An Advocacy Fellowship Leads To a Bright Future
One of the main tenets of a recovery program is to reach back and help the person struggling behind you, creating a sense of unity and selflessness that builds a community.
After Terissa M. nearly lost her life in a car accident two years ago and suffered a tragic personal loss, she knew that it was time to seek help for her substance use. But what she didn’t know was that one day, she would be in a position to help other people heal too.
“I’d experienced trauma and made poor choices because of my addiction,” said Terissa. “I wanted to change my life so that I could end the cycle of pain, and maybe someday make a difference in someone else’s life.”
Terissa joined the Center for Employment Opportunities (CEO) last March when she was on house arrest and rebuilding her life. She started a job on a transitional work crew, beautifying the same highways around Sacramento, California that she had once walked when she was houseless.
Terissa worked with a job coach and earned her forklift certification with the crew, but it wasn’t long before the staff recognized her potential and asked Terissa to join CEO’s Advocacy Leadership Committee (ALC).
“It felt so satisfying to be a positive influence for once,” Terissa said. "It’s just amazing to sit with so many people impacted by the justice system and work towards the same goal.”
The committee advocates for reforms like fair chance hiring, increased reentry resources - including direct cash assistance, and ensuring access to food and housing benefits for those returning from incarceration and engaged in workforce services.
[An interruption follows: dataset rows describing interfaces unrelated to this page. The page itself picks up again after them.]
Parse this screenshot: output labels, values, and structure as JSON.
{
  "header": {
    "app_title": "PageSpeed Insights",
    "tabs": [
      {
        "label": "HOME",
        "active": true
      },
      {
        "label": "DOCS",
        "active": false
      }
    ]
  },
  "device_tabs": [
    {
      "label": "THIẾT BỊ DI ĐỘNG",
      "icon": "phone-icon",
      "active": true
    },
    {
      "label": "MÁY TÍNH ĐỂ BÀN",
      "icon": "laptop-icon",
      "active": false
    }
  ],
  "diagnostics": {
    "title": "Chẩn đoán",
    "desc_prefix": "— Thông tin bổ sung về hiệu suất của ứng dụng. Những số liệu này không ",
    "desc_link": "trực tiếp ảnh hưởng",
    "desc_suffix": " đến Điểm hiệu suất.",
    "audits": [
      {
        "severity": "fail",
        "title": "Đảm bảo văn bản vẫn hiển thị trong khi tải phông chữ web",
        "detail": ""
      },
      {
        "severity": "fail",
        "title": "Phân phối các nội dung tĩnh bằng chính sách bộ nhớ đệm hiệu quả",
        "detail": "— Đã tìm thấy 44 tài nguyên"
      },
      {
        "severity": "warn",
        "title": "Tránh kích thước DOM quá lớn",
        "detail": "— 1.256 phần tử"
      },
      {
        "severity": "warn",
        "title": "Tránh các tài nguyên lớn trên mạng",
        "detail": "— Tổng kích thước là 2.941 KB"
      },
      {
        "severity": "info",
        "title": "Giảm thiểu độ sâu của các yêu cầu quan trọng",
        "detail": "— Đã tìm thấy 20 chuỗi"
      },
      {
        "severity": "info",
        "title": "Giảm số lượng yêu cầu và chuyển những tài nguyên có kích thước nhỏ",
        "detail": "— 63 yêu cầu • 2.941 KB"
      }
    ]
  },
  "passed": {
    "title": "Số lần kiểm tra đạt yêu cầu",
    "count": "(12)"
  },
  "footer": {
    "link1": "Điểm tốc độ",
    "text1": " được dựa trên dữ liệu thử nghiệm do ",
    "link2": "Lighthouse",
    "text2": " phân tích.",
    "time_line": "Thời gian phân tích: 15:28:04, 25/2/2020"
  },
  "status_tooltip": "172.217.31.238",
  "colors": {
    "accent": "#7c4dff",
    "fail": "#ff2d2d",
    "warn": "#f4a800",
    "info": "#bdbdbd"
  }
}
Recently, Terissa attended a “Quest for Democracy” rally at the state capitol with thousands of people and over 20 coalitions, including CEO.
At the end of the paid six-week cohort in August, Terissa was chosen to be a 2023 advocacy fellow, where she had the opportunity to work more closely with the organizing team and facilitate meetings of up to 20 current ALC members. This enabled her to use her lived experience to help other justice-impacted people through policy and organizing work.
“We organized around the topics that benefit from lived experience, covering subjects like storytelling and policy,” Terissa said. “We shared what we went through and how it can change for the better.”
In addition to the advocacy fellowship, Terissa was selected for the Emerging Leaders Program, a 12-week paid on-the-job apprenticeship that provides participants with advanced career and leadership training along with valuable real-world experience working alongside one of CEO’s departments.
For Terissa, she was given the opportunity to work alongside the job development team at CEO’s Sacramento office, where she is putting the training and mentorship she has been receiving into action, to finally reach back and help another person struggling behind her.
“It has been an exciting learning experience for me and I’m so grateful,” Terissa said. “If you come into the program and take advantage of what CEO offers, the sky's the limit. But you have to work for it.”
To support the initiatives that Terissa advocates for like quality jobs, the Training and Nutrition Stability Act, the Clean Slate bill, and other public investments in reentry, you can join our mailing list or become a supporter today.